Is Nagrota the last to be attacked?

Attacks on Indian military cantonments in Jammu & Kashmir Photograph:( DNA )

WION Noida, Uttar Pradesh, India Dec 05, 2016, 07.24 AM (IST)

At least 89 Indian military personnel have been killed in Kashmir in 2016. Many children have lost a parent. Many women have lost their husbands and parents their young son while he was defending the country. But the thing that is insulting to hear for military personnel from civilians is that the Army does not know how to protect the cantonment. And some smart journalists give opinions on how cantonments need to be guarded better.

Unisolated Cantonments
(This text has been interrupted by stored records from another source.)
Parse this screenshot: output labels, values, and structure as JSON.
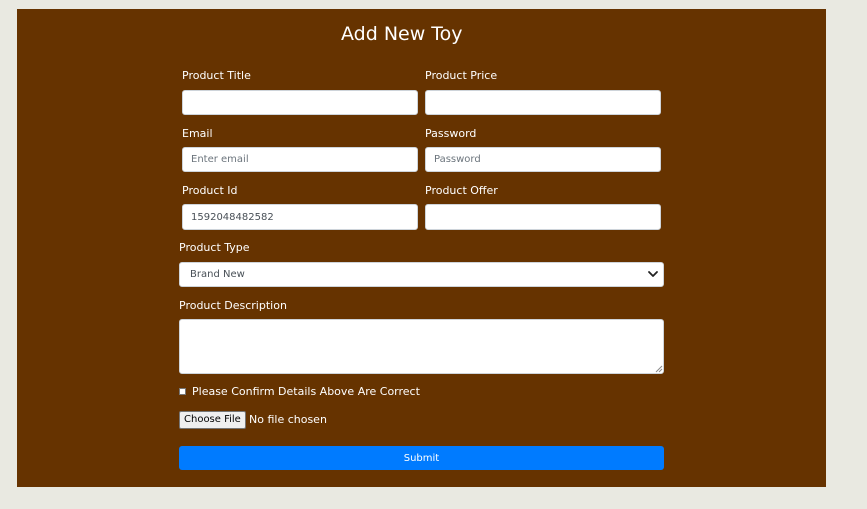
{
  "form": {
    "heading": "Add New Toy",
    "product_title": {
      "label": "Product Title",
      "value": "",
      "placeholder": ""
    },
    "product_price": {
      "label": "Product Price",
      "value": "",
      "placeholder": ""
    },
    "email": {
      "label": "Email",
      "value": "",
      "placeholder": "Enter email"
    },
    "password": {
      "label": "Password",
      "value": "",
      "placeholder": "Password"
    },
    "product_id": {
      "label": "Product Id",
      "value": "1592048482582",
      "placeholder": ""
    },
    "product_offer": {
      "label": "Product Offer",
      "value": "",
      "placeholder": ""
    },
    "product_type": {
      "label": "Product Type",
      "selected": "Brand New"
    },
    "product_description": {
      "label": "Product Description",
      "value": ""
    },
    "confirm": {
      "label": "Please Confirm Details Above Are Correct",
      "checked": false
    },
    "file": {
      "button_label": "Choose File",
      "status": "No file chosen"
    },
    "submit_label": "Submit"
  },
  "icons": {
    "select_arrow": "chevron-down-icon",
    "textarea_resize": "resize-grip-icon"
  },
  "colors": {
    "page_background": "#e9e9e1",
    "panel_background": "#663300",
    "submit_background": "#007bff"
  }
}
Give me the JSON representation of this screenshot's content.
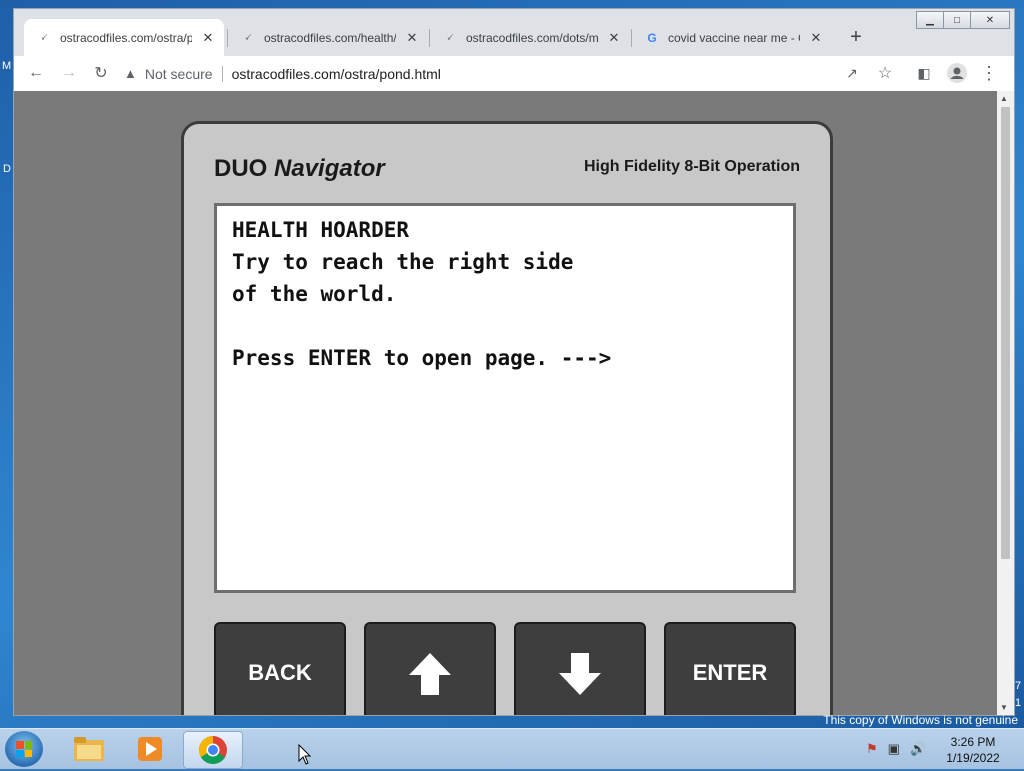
{
  "window": {
    "tabs": [
      {
        "title": "ostracodfiles.com/ostra/p",
        "active": true
      },
      {
        "title": "ostracodfiles.com/health/l",
        "active": false
      },
      {
        "title": "ostracodfiles.com/dots/m",
        "active": false
      },
      {
        "title": "covid vaccine near me - G",
        "active": false
      }
    ],
    "controls": {
      "minimize": "▁",
      "maximize": "□",
      "close": "✕"
    }
  },
  "toolbar": {
    "security_label": "Not secure",
    "url": "ostracodfiles.com/ostra/pond.html"
  },
  "page": {
    "brand_prefix": "DUO",
    "brand_name": "Navigator",
    "tagline": "High Fidelity 8-Bit Operation",
    "screen_lines": [
      "HEALTH HOARDER",
      "Try to reach the right side",
      "of the world.",
      "",
      "Press ENTER to open page. --->"
    ],
    "keys": {
      "back": "BACK",
      "up_icon": "arrow-up-icon",
      "down_icon": "arrow-down-icon",
      "enter": "ENTER"
    }
  },
  "desktop": {
    "genuine_notice": "This copy of Windows is not genuine",
    "edge_left_1": "M",
    "edge_left_2": "D",
    "edge_right_1": "7",
    "edge_right_2": "1"
  },
  "taskbar": {
    "time": "3:26 PM",
    "date": "1/19/2022"
  },
  "colors": {
    "device_body": "#c8c8c8",
    "page_background": "#7a7a7a",
    "key_background": "#3e3e3e"
  }
}
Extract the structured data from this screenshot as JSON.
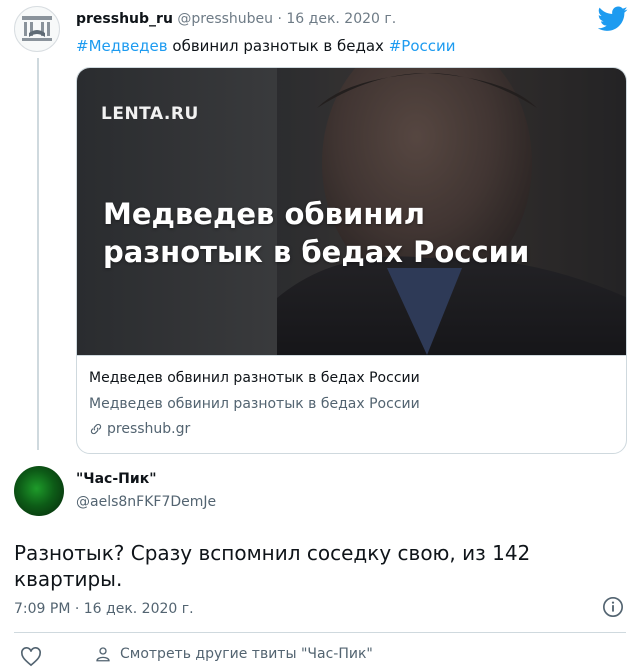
{
  "tweet": {
    "author_name": "presshub_ru",
    "author_handle": "@presshubeu",
    "separator": " · ",
    "date": "16 дек. 2020 г.",
    "text": {
      "hashtag1": "#Медведев",
      "middle": " обвинил разнотык в бедах ",
      "hashtag2": "#России"
    },
    "card": {
      "image_logo": "LENTA.RU",
      "image_headline": "Медведев обвинил разнотык в бедах России",
      "title": "Медведев обвинил разнотык в бедах России",
      "description": "Медведев обвинил разнотык в бедах России",
      "domain": "presshub.gr"
    }
  },
  "reply": {
    "author_name": "\"Час-Пик\"",
    "author_handle": "@aels8nFKF7DemJe",
    "text": "Разнотык? Сразу вспомнил соседку свою, из 142 квартиры.",
    "timestamp": "7:09 PM · 16 дек. 2020 г.",
    "more_tweets_label": "Смотреть другие твиты \"Час-Пик\""
  },
  "colors": {
    "accent": "#1d9bf0",
    "text": "#0f1419",
    "secondary": "#536471",
    "border": "#cfd9de"
  },
  "icons": [
    "twitter-logo-icon",
    "link-icon",
    "info-icon",
    "heart-icon",
    "person-icon"
  ]
}
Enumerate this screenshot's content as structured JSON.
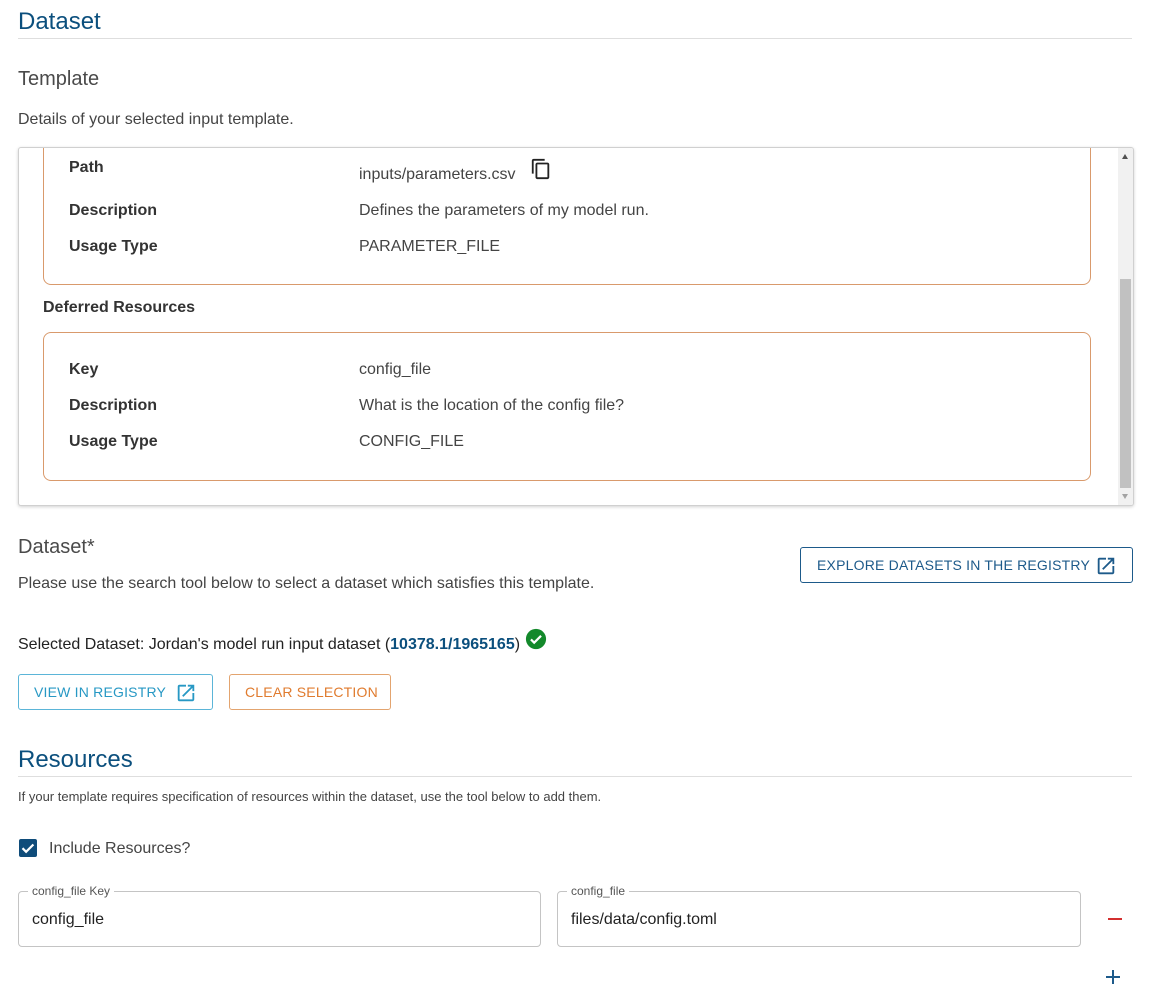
{
  "dataset_heading": "Dataset",
  "template": {
    "heading": "Template",
    "description": "Details of your selected input template.",
    "resource": {
      "path_label": "Path",
      "path_value": "inputs/parameters.csv",
      "description_label": "Description",
      "description_value": "Defines the parameters of my model run.",
      "usage_label": "Usage Type",
      "usage_value": "PARAMETER_FILE"
    },
    "deferred_heading": "Deferred Resources",
    "deferred": {
      "key_label": "Key",
      "key_value": "config_file",
      "description_label": "Description",
      "description_value": "What is the location of the config file?",
      "usage_label": "Usage Type",
      "usage_value": "CONFIG_FILE"
    }
  },
  "dataset": {
    "heading": "Dataset*",
    "instructions": "Please use the search tool below to select a dataset which satisfies this template.",
    "explore_button": "EXPLORE DATASETS IN THE REGISTRY",
    "selected_prefix": "Selected Dataset: Jordan's model run input dataset (",
    "selected_id": "10378.1/1965165",
    "selected_suffix": ")",
    "view_button": "VIEW IN REGISTRY",
    "clear_button": "CLEAR SELECTION"
  },
  "resources": {
    "heading": "Resources",
    "description": "If your template requires specification of resources within the dataset, use the tool below to add them.",
    "include_label": "Include Resources?",
    "include_checked": true,
    "key_field_label": "config_file Key",
    "key_field_value": "config_file",
    "path_field_label": "config_file",
    "path_field_value": "files/data/config.toml"
  },
  "colors": {
    "heading": "#0b4f7d",
    "primary": "#1d5a8a",
    "info": "#2798c4",
    "warning": "#e07b2e",
    "success": "#13892b",
    "error": "#d32f2f"
  },
  "icons": [
    "copy-icon",
    "external-link-icon",
    "check-circle-icon",
    "remove-icon",
    "add-icon"
  ]
}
The Army encampments were built a long time ago. In the last half century, several cities have been built around these garrisons but the growth has been disorganised in terms of infrastructure, city planning as well as the exponential population growth. Defence cantonments and Lutyen’s Delhi are the only forms of what can be called an organised city. With the cities being so close to the garrisons, it means that the populations have been virtually exposed to the attacks — military and terrorist. At some places, the civilian establishments are so close that it is impossible to shield them from the skirmishes.
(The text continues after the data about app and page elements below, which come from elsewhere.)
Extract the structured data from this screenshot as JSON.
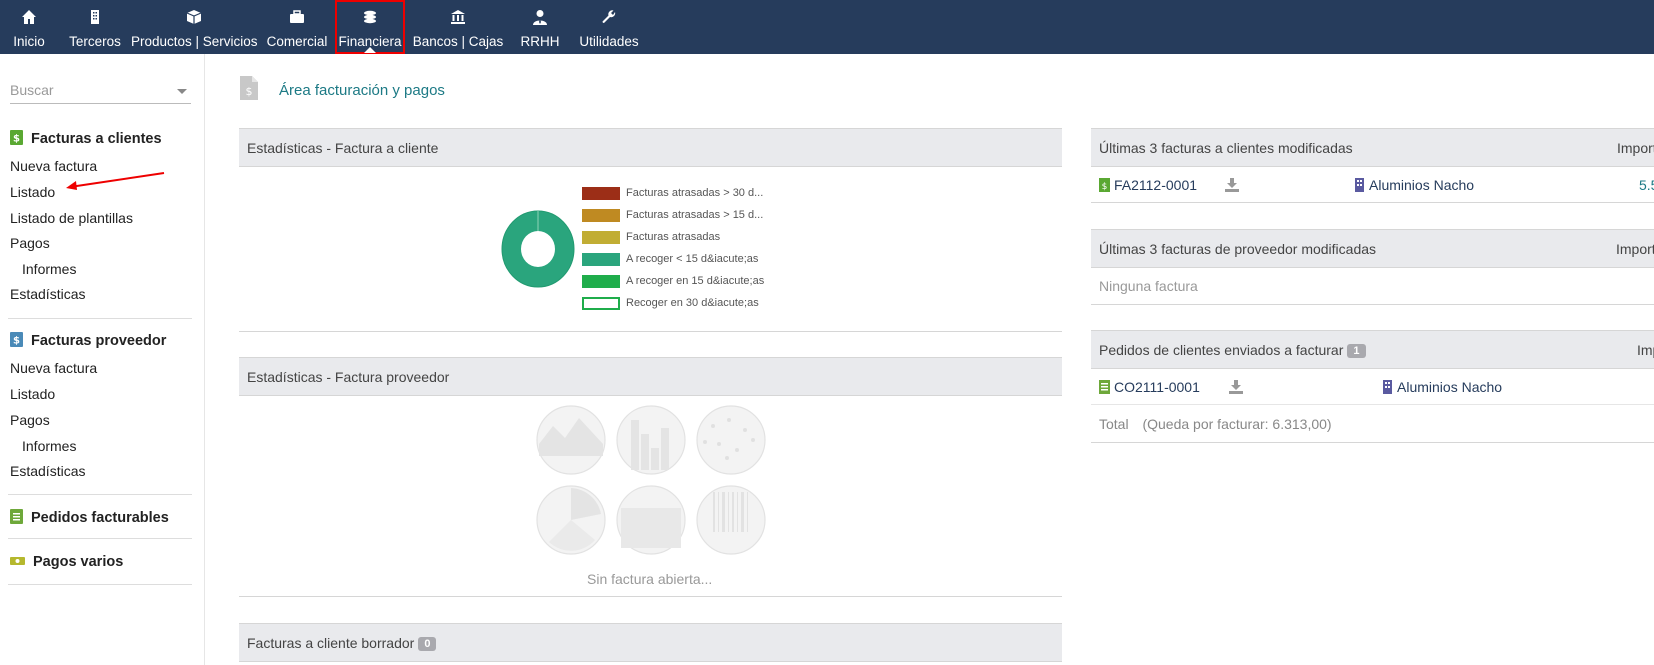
{
  "nav": {
    "items": [
      {
        "label": "Inicio",
        "icon": "home-icon"
      },
      {
        "label": "Terceros",
        "icon": "building-icon"
      },
      {
        "label": "Productos | Servicios",
        "icon": "cube-icon"
      },
      {
        "label": "Comercial",
        "icon": "briefcase-icon"
      },
      {
        "label": "Financiera",
        "icon": "coins-icon",
        "active": true
      },
      {
        "label": "Bancos | Cajas",
        "icon": "bank-icon"
      },
      {
        "label": "RRHH",
        "icon": "user-tie-icon"
      },
      {
        "label": "Utilidades",
        "icon": "wrench-icon"
      }
    ]
  },
  "sidebar": {
    "search_placeholder": "Buscar",
    "sections": [
      {
        "title": "Facturas a clientes",
        "links": [
          "Nueva factura",
          "Listado",
          "Listado de plantillas",
          "Pagos",
          "Informes",
          "Estadísticas"
        ]
      },
      {
        "title": "Facturas proveedor",
        "links": [
          "Nueva factura",
          "Listado",
          "Pagos",
          "Informes",
          "Estadísticas"
        ]
      },
      {
        "title": "Pedidos facturables"
      },
      {
        "title": "Pagos varios"
      }
    ]
  },
  "main": {
    "title": "Área facturación y pagos",
    "stats_customer": {
      "title": "Estadísticas - Factura a cliente",
      "legend": [
        {
          "label": "Facturas atrasadas > 30 d...",
          "color": "#9c2e17"
        },
        {
          "label": "Facturas atrasadas > 15 d...",
          "color": "#bf8a22"
        },
        {
          "label": "Facturas atrasadas",
          "color": "#c1ad34"
        },
        {
          "label": "A recoger < 15 d&iacute;as",
          "color": "#2aa57d"
        },
        {
          "label": "A recoger en 15 d&iacute;as",
          "color": "#1fad4b"
        },
        {
          "label": "Recoger en 30 d&iacute;as",
          "color": "#ffffff"
        }
      ]
    },
    "stats_supplier": {
      "title": "Estadísticas - Factura proveedor",
      "empty_text": "Sin factura abierta..."
    },
    "drafts": {
      "title": "Facturas a cliente borrador",
      "count": "0"
    },
    "last_customer": {
      "title": "Últimas 3 facturas a clientes modificadas",
      "col_amount": "Import",
      "rows": [
        {
          "ref": "FA2112-0001",
          "company": "Aluminios Nacho",
          "amount": "5.5"
        }
      ]
    },
    "last_supplier": {
      "title": "Últimas 3 facturas de proveedor modificadas",
      "col_amount": "Import",
      "empty": "Ninguna factura"
    },
    "orders": {
      "title": "Pedidos de clientes enviados a facturar",
      "count": "1",
      "col_amount": "Imp",
      "rows": [
        {
          "ref": "CO2111-0001",
          "company": "Aluminios Nacho"
        }
      ],
      "total_label": "Total",
      "total_note": "(Queda por facturar: 6.313,00)"
    }
  },
  "colors": {
    "navbar": "#263c5c",
    "accent": "#1d7a85",
    "donut": "#2aa57d",
    "highlight": "#ee0000"
  }
}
Let’s take the example of Meerut. A few years ago, the security situation in the city had deteriorated. The Commanding General decided to stop the civilian traffic from going into the army cantonment without proper verification. The city of Meerut came to a standstill. The situation deteriorated so much that the civil administration and the Army held meetings to resolve the situation.

There are approximately 50 such cantonments in India which are in a similar situation. Some of the big ones are Kanpur, Allahabad, Agra, Varanasi, Bangalore, Nasik and Pune to name a few. If the Indian Army is expected to handle a harsh perimeter protection, then it needs greater ability to clean out the illegal development that has taken place around cantonments. If the cantonments are not isolated from civilian infrastructure, the civilians are at risk as it becomes difficult to contain multi-pronged infiltration attacks.
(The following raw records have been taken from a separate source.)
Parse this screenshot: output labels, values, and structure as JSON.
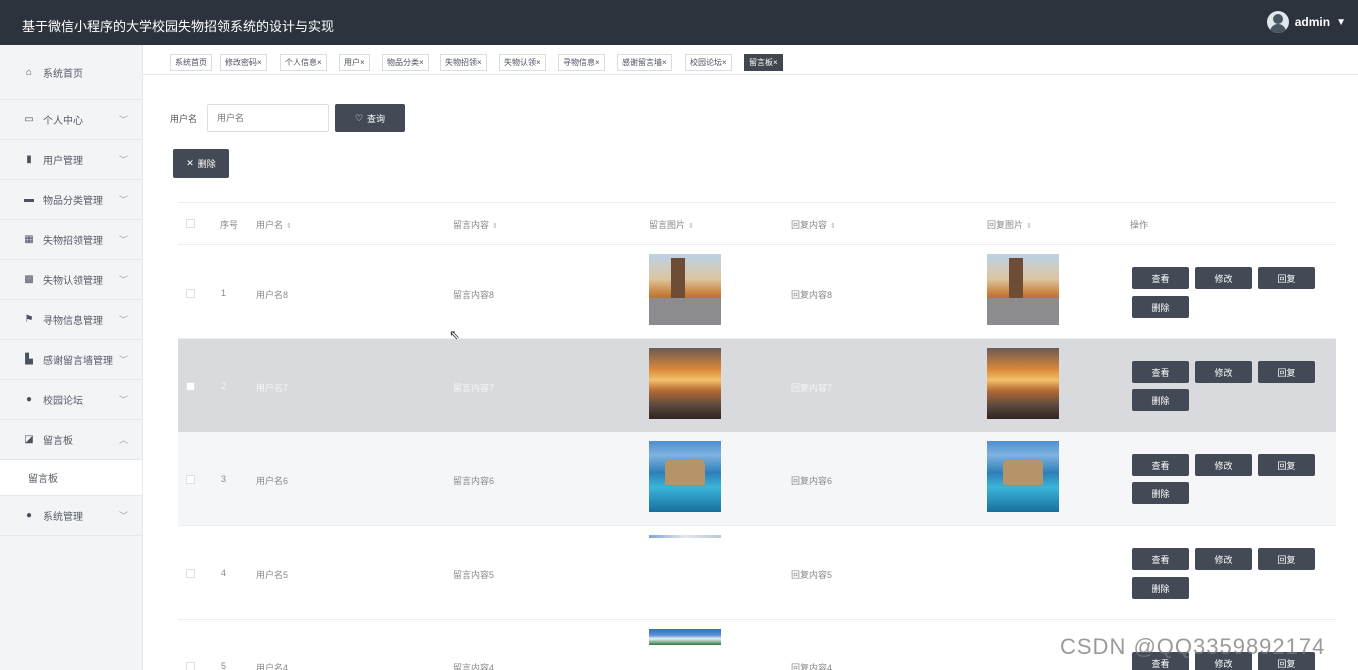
{
  "app": {
    "title": "基于微信小程序的大学校园失物招领系统的设计与实现",
    "user": "admin"
  },
  "sidebar": {
    "items": [
      {
        "label": "系统首页",
        "icon": "home-icon"
      },
      {
        "label": "个人中心",
        "icon": "profile-icon"
      },
      {
        "label": "用户管理",
        "icon": "chart-icon"
      },
      {
        "label": "物品分类管理",
        "icon": "card-icon"
      },
      {
        "label": "失物招领管理",
        "icon": "grid-icon"
      },
      {
        "label": "失物认领管理",
        "icon": "table-icon"
      },
      {
        "label": "寻物信息管理",
        "icon": "flag-icon"
      },
      {
        "label": "感谢留言墙管理",
        "icon": "bar-icon"
      },
      {
        "label": "校园论坛",
        "icon": "pin-icon"
      },
      {
        "label": "留言板",
        "icon": "chart-box-icon"
      },
      {
        "label": "留言板",
        "icon": ""
      },
      {
        "label": "系统管理",
        "icon": "user-icon"
      }
    ]
  },
  "tags": [
    "系统首页",
    "修改密码",
    "个人信息",
    "用户",
    "物品分类",
    "失物招领",
    "失物认领",
    "寻物信息",
    "感谢留言墙",
    "校园论坛",
    "留言板"
  ],
  "tag_close": "×",
  "search": {
    "label": "用户名",
    "placeholder": "用户名",
    "button": "查询"
  },
  "toolbar": {
    "delete_label": "删除"
  },
  "table": {
    "headers": {
      "index": "序号",
      "username": "用户名",
      "content": "留言内容",
      "image": "留言图片",
      "reply": "回复内容",
      "reply_image": "回复图片",
      "actions": "操作"
    },
    "rows": [
      {
        "index": "1",
        "username": "用户名8",
        "content": "留言内容8",
        "reply": "回复内容8"
      },
      {
        "index": "2",
        "username": "用户名7",
        "content": "留言内容7",
        "reply": "回复内容7"
      },
      {
        "index": "3",
        "username": "用户名6",
        "content": "留言内容6",
        "reply": "回复内容6"
      },
      {
        "index": "4",
        "username": "用户名5",
        "content": "留言内容5",
        "reply": "回复内容5"
      },
      {
        "index": "5",
        "username": "用户名4",
        "content": "留言内容4",
        "reply": "回复内容4"
      }
    ],
    "actions": {
      "view": "查看",
      "edit": "修改",
      "reply": "回复",
      "delete": "删除"
    }
  },
  "watermark": "CSDN @QQ3359892174",
  "colors": {
    "header_bg": "#2c333d",
    "button_bg": "#434a55",
    "hover_row": "#d9dadd"
  }
}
Western flank dilemma

In 2003, India and Pakistan agreed on a ceasefire agreement to restore peace and enable a positive and productive diplomatic way as the forward between the two nations. However, since then, there have been several instances where this agreement has been violated by the Pakistani forces. Several Indian army personnel, as well as civilians, have been killed and injured due to such violations. The breaking point was the 26/11 attack in Mumbai where the evidence points to the fact that members of Pakistan’s intelligence were involved in the gruesome attack. However, at that time, India chose to take the legal and diplomatic route to identify the perpetrators and eventually punish those guilty instead of going into a war against Pakistan.

Instead of backing off, over the years the ceasefire violations have continued from the Pakistani side either by Pakistani forces, terrorist groups backed by the Pakistani forces or other skirmishes. On September 18, 2016, India experienced one of the most deadliest attacks on its security forces. It is suspected that the attack involved the militant group, Jaish-e-Mohammed. During the attack, 85 civilians and 18 soldiers were killed. The attack again put the Indian government in a dilemma regarding its response towards its western neighbour on whether it should attack or again take the diplomatic route. This time there was mounting pressure from the Indian media, asking the government to take some significant action. The Indian government responded to its dilemma by conducting a surgical strike against Pakistan.

But, the cross-border ceasefire violations have not ended. The western flank of India still continues to reel under attacks from Pakistan (either Army or militant groups), killing and injuring several Indian Army personnel with the most recent, being the attack on Nagrota-based 16 Corps headquarters on the outskirts of Jammu city, reportedly killing two soldiers. Will these attacks ever end?

Co-existence: a necessity

Many have appreciated the fact that there has been no major breach in the US after 9/11. But that has been possible only because the US has a border that is not exposed. Also, its intelligence unit has been at the top of its game to be able to block any big action on the surface. This is despite the availability of easy access to large weaponry to the US citizens. But India cannot protect its borders the way the US can. This is primarily because of the physical boundaries that India shares. We have a land border of 15,000 km that we share with 6 countries — Bangladesh, China, Pakistan, Nepal, Myanmar, and Bhutan. We also have a coastline of 7,516.6 km.

It won’t be possible to have a harshly closed border. But what is essential, is the ability to incisively act if Indian territory is violated. Also, India requires a better intelligence network, including both human intelligence and technical eavesdropping. The armchair strategists need to stop blaming the military for exposing itself and instead, suggest measures for addressing the issues that the Army is facing.